"I want to congratulate the Legislature for sending me a budget that is on time and balanced," said Romney. "Because of strong fiscal management and an improving state economy, Massachusetts has its fiscal house in order."
The Governor filed a budget that increased spending by 2.6 percent and lowered the personal income tax to 5 percent, as voted by the people in a 2000 referendum. The Legislature decided not to lower taxes and instead increased spending in certain accounts above the Governor's recommendation.
Romney vetoed some of that spending, except in areas where he shared the Legislature's priorities, such as K-12 and higher education and local aid.
One of the largest vetoes was to a $15 million increase in the account that pays for health insurance for state employees. The Legislature reduced the contributions that state workers make for their own health insurance, undoing a key reform of the prior two years.
The Governor's veto maintains the current tiered schedule, which requires employees to pay as much as 25 percent of their premium instead of the old 15 percent rate.
"This is not the time to retreat from the important reforms we made over the last two and a half years," said Romney. "State employees should pay the same for their health insurance as their private sector counterparts."
Romney also returned spending on the Massachusetts Rental Voucher Program (MRVP) to the same level as the prior year, or $24.2 million, and refiled reforms that would impose work requirements and time limits for recipients of the rental subsidy program. The Legislature had rejected the reforms and increased spending by $2 million.
Total local aid climbs to $4.78 billion, a $251 million increase. There is an additional $105 million for Chapter 70 school aid, including $28 million to support a $50 per pupil increase. The lottery distribution was increased by $100 million over the prior year, and there is $2 million to increase funding for the METCO program and $2 million for kindergarten expansion grants.

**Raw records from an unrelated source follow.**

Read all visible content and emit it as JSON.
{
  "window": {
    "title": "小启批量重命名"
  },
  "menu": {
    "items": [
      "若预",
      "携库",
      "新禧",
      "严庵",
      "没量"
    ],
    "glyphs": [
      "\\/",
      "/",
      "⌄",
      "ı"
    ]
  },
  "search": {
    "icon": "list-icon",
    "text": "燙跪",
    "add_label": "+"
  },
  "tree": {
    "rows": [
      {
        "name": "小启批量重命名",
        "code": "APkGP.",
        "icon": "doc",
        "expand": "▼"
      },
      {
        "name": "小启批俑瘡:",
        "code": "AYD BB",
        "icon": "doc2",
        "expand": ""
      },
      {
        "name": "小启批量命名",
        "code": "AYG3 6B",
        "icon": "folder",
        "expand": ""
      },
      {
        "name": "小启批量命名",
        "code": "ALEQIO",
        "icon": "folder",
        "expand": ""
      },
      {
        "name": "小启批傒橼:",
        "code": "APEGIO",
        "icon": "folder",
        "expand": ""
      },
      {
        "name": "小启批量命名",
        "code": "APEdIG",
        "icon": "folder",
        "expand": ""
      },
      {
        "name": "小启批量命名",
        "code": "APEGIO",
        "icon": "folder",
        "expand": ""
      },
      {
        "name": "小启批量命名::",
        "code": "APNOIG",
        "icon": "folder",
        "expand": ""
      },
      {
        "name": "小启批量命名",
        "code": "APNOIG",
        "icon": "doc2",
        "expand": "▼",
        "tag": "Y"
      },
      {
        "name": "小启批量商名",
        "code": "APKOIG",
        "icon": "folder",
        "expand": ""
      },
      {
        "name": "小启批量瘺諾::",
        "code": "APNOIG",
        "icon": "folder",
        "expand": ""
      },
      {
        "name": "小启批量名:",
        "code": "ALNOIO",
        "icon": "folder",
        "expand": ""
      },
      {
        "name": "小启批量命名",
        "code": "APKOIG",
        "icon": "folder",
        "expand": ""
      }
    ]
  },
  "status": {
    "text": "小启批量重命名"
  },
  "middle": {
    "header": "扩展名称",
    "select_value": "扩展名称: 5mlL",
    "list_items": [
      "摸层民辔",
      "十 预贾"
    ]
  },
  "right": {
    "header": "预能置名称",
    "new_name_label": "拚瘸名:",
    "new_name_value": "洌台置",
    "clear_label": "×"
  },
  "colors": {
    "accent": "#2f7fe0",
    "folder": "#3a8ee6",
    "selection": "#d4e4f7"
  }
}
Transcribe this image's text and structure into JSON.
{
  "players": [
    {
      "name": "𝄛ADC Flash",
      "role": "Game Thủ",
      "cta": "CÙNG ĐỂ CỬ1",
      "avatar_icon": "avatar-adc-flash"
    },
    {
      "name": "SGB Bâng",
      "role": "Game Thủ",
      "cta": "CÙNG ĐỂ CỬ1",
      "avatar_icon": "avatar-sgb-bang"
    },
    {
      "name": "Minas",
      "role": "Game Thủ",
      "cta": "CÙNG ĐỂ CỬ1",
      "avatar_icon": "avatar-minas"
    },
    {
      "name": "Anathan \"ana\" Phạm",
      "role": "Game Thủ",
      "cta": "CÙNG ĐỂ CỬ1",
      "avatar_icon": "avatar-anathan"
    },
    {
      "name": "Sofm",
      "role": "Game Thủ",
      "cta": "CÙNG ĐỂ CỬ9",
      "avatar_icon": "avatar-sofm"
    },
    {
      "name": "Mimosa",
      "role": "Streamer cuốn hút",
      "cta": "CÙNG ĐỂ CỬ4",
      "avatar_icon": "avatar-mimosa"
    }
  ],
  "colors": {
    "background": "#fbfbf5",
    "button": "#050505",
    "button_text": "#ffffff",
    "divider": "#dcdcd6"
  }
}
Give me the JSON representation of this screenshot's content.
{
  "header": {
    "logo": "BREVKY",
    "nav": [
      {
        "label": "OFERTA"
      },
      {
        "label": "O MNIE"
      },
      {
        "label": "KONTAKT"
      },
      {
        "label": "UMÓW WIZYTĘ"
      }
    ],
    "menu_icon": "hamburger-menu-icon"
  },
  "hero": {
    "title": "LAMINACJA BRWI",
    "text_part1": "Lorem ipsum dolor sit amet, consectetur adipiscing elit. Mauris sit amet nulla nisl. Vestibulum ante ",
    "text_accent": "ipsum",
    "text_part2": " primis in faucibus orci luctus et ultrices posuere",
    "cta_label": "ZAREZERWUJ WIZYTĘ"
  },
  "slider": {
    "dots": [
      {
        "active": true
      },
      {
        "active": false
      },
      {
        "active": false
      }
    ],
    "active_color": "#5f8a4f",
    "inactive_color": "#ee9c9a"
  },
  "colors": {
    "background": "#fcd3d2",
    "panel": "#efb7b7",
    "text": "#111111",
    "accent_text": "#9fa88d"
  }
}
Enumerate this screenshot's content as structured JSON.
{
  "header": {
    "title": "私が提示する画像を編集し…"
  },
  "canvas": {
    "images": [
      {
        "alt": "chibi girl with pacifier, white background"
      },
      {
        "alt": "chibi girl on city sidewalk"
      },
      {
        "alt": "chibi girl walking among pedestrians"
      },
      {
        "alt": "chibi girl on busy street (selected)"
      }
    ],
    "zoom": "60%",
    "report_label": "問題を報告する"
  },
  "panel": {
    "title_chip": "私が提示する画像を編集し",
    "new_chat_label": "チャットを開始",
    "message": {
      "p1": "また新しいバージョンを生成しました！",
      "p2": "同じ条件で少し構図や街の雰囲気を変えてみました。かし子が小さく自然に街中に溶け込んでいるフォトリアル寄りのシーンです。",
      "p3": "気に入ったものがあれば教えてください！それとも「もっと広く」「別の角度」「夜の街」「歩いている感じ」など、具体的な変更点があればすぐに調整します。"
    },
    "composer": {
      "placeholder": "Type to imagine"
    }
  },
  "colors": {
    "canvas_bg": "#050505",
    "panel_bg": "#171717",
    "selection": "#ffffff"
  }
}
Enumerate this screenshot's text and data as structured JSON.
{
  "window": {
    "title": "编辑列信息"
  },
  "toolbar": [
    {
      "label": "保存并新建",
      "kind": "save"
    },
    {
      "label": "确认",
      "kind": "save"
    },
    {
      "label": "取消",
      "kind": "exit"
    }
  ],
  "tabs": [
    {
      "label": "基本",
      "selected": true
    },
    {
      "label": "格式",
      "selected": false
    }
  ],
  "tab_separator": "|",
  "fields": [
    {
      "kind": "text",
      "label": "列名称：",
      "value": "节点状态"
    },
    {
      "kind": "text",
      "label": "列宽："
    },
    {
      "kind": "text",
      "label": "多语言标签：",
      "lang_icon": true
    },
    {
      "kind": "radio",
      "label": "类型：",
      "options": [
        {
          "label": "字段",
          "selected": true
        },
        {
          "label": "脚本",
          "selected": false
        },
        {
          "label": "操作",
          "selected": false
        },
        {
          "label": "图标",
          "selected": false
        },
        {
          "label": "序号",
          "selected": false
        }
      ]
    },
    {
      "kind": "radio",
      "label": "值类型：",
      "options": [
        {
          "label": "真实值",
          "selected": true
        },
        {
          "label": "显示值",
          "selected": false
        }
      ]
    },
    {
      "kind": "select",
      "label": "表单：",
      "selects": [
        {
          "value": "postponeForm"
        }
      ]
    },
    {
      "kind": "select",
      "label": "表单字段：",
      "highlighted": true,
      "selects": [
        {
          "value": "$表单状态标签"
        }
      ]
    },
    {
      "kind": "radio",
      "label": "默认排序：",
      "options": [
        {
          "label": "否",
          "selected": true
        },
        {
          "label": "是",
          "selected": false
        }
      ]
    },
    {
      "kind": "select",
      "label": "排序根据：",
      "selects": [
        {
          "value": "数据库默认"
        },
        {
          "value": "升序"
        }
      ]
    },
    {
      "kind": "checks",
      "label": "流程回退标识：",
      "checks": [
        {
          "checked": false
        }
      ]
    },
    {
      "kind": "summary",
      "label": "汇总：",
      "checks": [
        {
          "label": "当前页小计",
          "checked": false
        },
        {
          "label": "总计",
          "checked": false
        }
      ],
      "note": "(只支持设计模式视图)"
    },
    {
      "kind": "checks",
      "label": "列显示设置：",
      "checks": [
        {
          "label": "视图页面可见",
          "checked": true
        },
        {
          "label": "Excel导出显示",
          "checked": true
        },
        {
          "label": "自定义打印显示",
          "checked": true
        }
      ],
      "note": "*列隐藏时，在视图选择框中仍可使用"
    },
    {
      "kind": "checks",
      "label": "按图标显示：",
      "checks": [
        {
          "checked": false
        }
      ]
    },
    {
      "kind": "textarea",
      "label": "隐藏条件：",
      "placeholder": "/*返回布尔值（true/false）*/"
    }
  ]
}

Higher education got a healthy boost in the budget. Spending is up to $414 million at the University of Massachusetts, an $18.5 million, or 4.7 percent increase, and to $400 million at the state and community colleges, a $24 million increase, or 7 percent over the prior year that will be distributed through a formula.
In the area of public safety, the budget provides $4.4 million for a new State Police class and $12.2 million for improvements at the state police crime lab, a $4.6 million increase.
The Governor also vetoed a $75 sex offender registration fee, calling it a well-intentioned idea that could discourage offenders from registering. Instead, the Governor urged the Legislature to enact tougher criminal penalties for offenders who fail to register.
Said Lieutenant Governor Kerry Healey, "Since coming into office, we have made tremendous progress in reducing the backlog of unregistered sex offenders. The small amount of revenue generated by charging a fee to register does not outweigh the importance of getting everyone signed up."
Medicaid, a chronic budget buster, is funded at $7.27 billion, a $350 million increase, or a relatively tame 5 percent growth rate when compared to the double digit increases of prior years.
The Governor also vetoed a $43 million mandatory rate increase for nursing homes, noting that nursing homes have already received on average a 7 percent per bed day increase for each of the past five years. The Governor filed legislation to review the rates biennially.
The Legislature adopted the Governor's proposal to transform Prescription Advantage into a program that subsidizes seniors who will not receive the full federal Medicare drug benefit that begins January 1. The change will save $20 million even as the state maintains its commitment to providing drug benefits to seniors.
Because the Legislature chose not to deal with Romney's proposed welfare reforms as part of the budget, the Governor said he would file as separate legislation the stricter work rules Massachusetts must adopt in order to come into compliance with federal standards.
The budget also increases homelessness assistance by $5 million, from $30 million to $35 million.